Relations between the neighboring states have sunk to a new post-independence low during the past week since Tanzania's Minister for Home Affairs Hassan Moyo announced that their 450-mile border would be permanently sealed.
Tanzania first closed the border in early February and impounded several million dollars' worth of Kenyan vehicles and private aircraft, but Kenya has not retaliated.
"As far as we are concerned," said a Kenyan immigration official here at the border, "Things are normal. We are open 24 hours a day."
He conceded, however, that during the past week only four vehicles crossed his post.
Yesterday, two journalists who came to Namanga to report on the border situation for Finnish television were arrested by Tanzanian authorities while filming a sign that reads "Welcome to Tanzania."
The tension between Kenya and Tanzania grew out of the collapse of East African Airways in January. The two countries and Uganda had owned the airline jointly.
Kenya subsequently started its own airline with leased Boeing 707s and three DC-9s salvaged from East African Airways. Tanzania plans to inauguarate its own national carrier next month.
Delegations from the two countries met twice last month in an effort to normalize relations.
Kenya has asked that its property be returned immediately and that assets of the near-dead East African Community be divided as the courts may decide.

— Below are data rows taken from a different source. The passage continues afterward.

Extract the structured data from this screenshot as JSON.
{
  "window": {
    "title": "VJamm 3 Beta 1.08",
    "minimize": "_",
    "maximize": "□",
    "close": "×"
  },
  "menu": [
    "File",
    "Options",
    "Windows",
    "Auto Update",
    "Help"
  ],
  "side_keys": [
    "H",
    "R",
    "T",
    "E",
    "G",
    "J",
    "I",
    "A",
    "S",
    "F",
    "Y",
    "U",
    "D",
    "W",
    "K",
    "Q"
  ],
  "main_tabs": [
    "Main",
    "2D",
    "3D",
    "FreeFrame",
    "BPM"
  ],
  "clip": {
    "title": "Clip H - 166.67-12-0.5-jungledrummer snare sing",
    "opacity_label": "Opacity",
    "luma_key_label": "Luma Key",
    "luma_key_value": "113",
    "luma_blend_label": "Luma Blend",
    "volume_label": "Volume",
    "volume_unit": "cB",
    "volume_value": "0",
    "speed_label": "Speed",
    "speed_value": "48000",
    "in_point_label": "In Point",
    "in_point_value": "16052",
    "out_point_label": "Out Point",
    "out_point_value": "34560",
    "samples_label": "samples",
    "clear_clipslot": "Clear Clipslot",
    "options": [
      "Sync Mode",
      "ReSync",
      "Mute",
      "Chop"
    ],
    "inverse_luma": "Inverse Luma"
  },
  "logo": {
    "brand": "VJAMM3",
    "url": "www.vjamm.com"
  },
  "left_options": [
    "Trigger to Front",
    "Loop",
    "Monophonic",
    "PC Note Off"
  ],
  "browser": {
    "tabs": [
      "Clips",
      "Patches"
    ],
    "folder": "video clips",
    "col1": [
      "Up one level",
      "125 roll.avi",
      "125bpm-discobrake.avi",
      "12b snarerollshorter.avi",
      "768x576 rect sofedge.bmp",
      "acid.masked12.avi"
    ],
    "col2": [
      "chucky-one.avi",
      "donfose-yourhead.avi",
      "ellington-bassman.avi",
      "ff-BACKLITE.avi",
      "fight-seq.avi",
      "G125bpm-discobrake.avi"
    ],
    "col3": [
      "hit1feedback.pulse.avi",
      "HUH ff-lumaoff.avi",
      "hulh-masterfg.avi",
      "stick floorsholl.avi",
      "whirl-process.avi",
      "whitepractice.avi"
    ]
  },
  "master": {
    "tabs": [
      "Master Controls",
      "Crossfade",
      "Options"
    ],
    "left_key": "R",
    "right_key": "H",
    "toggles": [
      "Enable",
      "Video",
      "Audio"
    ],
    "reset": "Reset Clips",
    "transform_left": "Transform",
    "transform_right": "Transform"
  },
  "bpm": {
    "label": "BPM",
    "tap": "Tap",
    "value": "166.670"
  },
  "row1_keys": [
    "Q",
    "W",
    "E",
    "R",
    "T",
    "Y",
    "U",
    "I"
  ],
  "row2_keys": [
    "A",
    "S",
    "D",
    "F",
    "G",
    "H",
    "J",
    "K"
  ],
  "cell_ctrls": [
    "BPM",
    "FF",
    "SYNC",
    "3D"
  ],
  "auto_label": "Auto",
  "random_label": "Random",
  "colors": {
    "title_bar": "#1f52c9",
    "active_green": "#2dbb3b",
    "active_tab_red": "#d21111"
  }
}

All of the Lake Victoria steamers and most of the community's aircraft were in Kenya when the community fell apart early this year.
Tanzania, however, wants to use the ships and planes and has tied the return of Kenyan property to the immediate division of the community's movable assets.
All of the Community's assets were jointly paid for by the three partner states.
The cooperation of socialist Tanzania and capitalistic Kenya in the East African Community had been something of an anomaly.
Kenyans seem bewildered at the permanent closing of the border, and there is a widespread feeling that the move had more to do with politics than with economics.
Nairobi's Weekly Review speculated that "In order for socialism to succeed, Tanzania must seal itself off from all capitalistic influences, and not just capitalistic goods."
President Julius Nyerere of Tanzania told his countrymen yesterday that the breakup of the Community was a major setback for the country's development plan and that large new infrastructure investments must urgently be made now.
Tanzanian customs and immigration officials admit that they are now virtually powerless and that their post and the border area has been controlled by the paramilitary unit for about a month.
On Tanzanian who has worked as a driver for the same concern in Kenya for 20 years was caught in Tanzania when the surprise closure announcement was made. He said that troops set up a roadblock 20 miles from the border and told him nobody could pass without a special reason.
The driver made an excuse to get to the next town and then walked the remaining 17 miles through the bush to get back to Kenya.
From here at Namanga it appears that Tanzania could be preparing for a long spell of stormy relations with Kenya.
"Tanzanians are our friends and neighbors," said a Namanga shopkeeper, "but now we feel that the Tanzanian government is our enemy."